■ Component data from apps and pages:
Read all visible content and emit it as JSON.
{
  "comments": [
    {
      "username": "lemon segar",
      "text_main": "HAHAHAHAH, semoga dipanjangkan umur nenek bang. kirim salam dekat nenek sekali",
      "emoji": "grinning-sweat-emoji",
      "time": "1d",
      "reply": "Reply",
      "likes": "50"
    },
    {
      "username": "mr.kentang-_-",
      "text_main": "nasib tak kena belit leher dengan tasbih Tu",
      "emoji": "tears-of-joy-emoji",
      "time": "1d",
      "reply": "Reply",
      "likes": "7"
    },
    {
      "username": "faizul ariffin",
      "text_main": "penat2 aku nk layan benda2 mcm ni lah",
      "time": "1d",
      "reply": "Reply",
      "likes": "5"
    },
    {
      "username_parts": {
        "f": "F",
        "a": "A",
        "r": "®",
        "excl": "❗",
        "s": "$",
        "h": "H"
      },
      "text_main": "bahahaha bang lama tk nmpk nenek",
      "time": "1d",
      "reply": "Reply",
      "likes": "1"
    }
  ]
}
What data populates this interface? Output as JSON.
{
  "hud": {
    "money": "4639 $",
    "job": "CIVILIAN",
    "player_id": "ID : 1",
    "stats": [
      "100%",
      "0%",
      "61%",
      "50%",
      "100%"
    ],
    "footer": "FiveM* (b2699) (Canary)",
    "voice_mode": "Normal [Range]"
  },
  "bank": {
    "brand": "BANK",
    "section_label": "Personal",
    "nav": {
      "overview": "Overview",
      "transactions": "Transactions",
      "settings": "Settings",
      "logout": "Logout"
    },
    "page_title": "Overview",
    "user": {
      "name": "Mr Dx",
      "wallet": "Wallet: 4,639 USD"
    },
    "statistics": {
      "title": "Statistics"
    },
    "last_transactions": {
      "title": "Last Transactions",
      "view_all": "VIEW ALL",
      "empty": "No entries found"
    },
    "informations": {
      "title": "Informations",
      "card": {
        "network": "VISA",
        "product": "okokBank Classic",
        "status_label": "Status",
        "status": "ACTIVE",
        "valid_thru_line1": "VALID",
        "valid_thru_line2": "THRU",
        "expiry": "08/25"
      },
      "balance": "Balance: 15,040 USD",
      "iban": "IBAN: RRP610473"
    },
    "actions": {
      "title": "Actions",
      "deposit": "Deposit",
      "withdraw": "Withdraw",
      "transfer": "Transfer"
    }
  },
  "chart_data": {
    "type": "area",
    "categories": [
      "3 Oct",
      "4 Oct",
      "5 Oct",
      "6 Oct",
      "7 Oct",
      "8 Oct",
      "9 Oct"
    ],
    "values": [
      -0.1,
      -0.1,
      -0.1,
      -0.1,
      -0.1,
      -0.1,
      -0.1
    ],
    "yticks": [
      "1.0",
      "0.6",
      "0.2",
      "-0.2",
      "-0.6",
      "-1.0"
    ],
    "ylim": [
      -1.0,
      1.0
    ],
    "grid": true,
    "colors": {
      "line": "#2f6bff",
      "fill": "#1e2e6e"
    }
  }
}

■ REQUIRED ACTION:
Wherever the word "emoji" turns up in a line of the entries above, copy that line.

■ RESPONSE:
      "emoji": "grinning-sweat-emoji",
      "emoji": "tears-of-joy-emoji",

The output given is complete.